═══ Input for this task

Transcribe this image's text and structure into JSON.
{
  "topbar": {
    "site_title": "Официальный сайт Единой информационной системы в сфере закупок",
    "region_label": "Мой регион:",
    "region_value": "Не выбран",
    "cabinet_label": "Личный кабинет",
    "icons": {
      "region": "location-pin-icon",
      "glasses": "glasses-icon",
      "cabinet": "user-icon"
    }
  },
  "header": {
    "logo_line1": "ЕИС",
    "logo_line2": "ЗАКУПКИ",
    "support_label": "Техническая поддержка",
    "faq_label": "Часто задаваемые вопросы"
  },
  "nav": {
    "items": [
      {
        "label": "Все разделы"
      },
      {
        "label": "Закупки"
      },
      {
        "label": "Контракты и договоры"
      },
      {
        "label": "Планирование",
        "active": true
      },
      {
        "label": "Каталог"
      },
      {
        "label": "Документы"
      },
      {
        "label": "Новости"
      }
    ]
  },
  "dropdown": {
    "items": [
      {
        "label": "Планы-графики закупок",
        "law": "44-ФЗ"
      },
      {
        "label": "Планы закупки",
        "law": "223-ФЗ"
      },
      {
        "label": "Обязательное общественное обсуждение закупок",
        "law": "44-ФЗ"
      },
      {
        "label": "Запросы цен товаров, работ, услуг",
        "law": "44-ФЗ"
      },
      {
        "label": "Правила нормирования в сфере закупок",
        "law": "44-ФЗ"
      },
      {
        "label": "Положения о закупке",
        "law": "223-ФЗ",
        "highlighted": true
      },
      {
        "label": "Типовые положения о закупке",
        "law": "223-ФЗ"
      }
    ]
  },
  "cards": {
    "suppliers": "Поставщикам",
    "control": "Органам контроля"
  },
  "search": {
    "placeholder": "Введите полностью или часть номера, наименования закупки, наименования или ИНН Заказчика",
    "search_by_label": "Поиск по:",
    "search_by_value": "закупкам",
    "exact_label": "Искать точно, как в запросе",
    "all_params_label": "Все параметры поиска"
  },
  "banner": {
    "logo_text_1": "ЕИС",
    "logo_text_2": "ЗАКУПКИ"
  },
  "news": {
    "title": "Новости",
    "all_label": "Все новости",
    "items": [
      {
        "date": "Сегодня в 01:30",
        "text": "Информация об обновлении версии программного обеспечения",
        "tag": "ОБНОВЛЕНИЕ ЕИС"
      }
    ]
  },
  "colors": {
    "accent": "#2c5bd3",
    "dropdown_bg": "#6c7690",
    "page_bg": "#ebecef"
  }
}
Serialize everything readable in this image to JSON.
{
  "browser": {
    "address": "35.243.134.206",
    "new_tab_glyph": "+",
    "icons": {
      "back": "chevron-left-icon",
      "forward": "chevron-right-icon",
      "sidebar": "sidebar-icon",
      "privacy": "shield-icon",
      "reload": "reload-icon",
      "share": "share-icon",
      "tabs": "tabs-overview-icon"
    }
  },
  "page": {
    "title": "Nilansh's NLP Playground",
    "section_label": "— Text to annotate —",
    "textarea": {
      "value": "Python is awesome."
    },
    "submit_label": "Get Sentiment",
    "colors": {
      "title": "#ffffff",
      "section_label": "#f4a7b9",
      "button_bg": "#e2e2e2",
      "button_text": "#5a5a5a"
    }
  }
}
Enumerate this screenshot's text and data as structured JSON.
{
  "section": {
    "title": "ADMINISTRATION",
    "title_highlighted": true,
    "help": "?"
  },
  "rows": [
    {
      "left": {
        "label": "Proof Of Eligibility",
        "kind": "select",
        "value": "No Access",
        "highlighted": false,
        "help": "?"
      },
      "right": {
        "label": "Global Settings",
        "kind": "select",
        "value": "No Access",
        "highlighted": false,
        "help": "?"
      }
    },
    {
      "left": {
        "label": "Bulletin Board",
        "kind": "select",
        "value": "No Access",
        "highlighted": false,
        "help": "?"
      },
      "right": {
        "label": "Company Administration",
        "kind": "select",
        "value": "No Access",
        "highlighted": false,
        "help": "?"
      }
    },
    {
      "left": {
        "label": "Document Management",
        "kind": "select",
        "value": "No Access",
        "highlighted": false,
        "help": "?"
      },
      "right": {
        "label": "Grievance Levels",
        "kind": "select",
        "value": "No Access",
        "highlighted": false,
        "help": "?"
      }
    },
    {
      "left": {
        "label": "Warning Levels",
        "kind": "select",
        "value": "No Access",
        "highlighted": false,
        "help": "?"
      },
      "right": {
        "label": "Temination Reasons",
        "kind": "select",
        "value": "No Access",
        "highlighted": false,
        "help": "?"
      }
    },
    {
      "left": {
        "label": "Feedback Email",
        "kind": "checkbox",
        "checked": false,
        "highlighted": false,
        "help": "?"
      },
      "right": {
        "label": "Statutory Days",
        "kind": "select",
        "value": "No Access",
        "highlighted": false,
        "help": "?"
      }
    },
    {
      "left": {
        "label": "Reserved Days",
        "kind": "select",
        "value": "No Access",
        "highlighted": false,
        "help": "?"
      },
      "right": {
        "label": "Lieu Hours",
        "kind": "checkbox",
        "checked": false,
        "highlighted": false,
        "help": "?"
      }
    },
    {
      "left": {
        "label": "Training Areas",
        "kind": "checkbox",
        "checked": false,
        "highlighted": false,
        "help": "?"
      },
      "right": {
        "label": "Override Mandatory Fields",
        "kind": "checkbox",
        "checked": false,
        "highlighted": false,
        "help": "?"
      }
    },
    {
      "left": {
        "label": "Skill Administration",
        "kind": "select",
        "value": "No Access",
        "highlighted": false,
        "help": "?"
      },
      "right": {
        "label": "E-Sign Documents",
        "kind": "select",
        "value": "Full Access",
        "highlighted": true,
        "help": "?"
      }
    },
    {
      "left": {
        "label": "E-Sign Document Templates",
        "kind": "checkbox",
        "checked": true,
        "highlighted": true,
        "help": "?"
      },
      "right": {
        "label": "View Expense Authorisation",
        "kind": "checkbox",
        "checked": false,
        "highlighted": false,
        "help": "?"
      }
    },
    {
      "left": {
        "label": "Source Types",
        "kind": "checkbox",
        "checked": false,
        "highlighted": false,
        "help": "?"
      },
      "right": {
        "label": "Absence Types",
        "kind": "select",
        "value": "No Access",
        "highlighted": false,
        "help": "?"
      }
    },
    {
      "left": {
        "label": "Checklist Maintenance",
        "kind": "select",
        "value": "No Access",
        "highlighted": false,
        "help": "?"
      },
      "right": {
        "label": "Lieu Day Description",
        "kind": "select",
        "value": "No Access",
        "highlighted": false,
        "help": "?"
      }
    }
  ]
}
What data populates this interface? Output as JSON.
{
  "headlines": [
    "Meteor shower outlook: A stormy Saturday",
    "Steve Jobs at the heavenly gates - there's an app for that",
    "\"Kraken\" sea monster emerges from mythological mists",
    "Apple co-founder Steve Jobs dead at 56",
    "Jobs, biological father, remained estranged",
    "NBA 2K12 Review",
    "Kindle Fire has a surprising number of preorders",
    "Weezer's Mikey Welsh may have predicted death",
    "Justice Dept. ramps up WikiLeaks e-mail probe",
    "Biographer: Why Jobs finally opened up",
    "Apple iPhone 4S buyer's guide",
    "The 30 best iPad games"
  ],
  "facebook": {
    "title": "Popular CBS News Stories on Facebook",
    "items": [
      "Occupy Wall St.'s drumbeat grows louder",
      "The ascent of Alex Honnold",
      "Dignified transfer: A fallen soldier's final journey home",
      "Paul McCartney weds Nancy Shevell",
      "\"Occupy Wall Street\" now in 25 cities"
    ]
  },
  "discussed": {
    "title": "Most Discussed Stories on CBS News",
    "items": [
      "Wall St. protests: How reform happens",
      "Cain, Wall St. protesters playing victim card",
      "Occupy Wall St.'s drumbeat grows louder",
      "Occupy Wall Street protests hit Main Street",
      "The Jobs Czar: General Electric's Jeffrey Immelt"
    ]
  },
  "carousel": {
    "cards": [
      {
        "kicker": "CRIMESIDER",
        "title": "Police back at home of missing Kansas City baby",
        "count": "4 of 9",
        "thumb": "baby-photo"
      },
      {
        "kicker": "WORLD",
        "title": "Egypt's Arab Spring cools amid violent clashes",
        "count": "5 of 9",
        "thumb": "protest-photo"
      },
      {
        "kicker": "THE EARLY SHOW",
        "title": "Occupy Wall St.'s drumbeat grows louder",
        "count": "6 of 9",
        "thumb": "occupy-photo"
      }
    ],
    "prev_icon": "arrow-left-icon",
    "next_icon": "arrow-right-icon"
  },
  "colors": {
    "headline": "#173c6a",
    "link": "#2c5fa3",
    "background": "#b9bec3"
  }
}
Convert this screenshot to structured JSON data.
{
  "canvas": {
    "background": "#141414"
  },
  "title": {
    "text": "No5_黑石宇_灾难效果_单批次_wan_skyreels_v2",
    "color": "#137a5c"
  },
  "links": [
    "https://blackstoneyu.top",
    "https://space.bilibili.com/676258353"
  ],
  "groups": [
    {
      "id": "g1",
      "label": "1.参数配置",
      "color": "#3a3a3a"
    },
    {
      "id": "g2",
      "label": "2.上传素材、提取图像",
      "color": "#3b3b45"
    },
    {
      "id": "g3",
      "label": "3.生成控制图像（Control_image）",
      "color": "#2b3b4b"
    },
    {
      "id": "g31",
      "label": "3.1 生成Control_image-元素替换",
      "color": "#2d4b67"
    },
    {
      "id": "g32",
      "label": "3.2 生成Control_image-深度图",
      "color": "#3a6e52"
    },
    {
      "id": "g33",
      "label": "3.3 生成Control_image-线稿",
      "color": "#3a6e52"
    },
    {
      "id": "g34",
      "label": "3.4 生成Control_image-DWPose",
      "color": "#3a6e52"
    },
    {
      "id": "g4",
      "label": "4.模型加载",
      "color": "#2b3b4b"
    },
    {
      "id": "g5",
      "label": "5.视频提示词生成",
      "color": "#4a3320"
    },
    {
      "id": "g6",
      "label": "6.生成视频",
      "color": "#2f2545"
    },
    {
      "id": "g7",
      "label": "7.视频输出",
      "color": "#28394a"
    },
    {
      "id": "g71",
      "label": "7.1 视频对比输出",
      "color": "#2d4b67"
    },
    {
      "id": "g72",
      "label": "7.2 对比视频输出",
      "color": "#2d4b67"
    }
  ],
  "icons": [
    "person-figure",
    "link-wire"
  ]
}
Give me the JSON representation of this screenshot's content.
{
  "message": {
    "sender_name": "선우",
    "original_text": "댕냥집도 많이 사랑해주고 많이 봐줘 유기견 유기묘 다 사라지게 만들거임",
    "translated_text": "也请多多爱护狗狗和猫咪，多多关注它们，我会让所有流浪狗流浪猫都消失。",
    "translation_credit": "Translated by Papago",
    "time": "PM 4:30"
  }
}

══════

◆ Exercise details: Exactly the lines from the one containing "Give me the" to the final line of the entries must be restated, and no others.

◆ Answer to this problem:
Give me the JSON representation of this screenshot's content.
{
  "message": {
    "sender_name": "선우",
    "original_text": "댕냥집도 많이 사랑해주고 많이 봐줘 유기견 유기묘 다 사라지게 만들거임",
    "translated_text": "也请多多爱护狗狗和猫咪，多多关注它们，我会让所有流浪狗流浪猫都消失。",
    "translation_credit": "Translated by Papago",
    "time": "PM 4:30"
  }
}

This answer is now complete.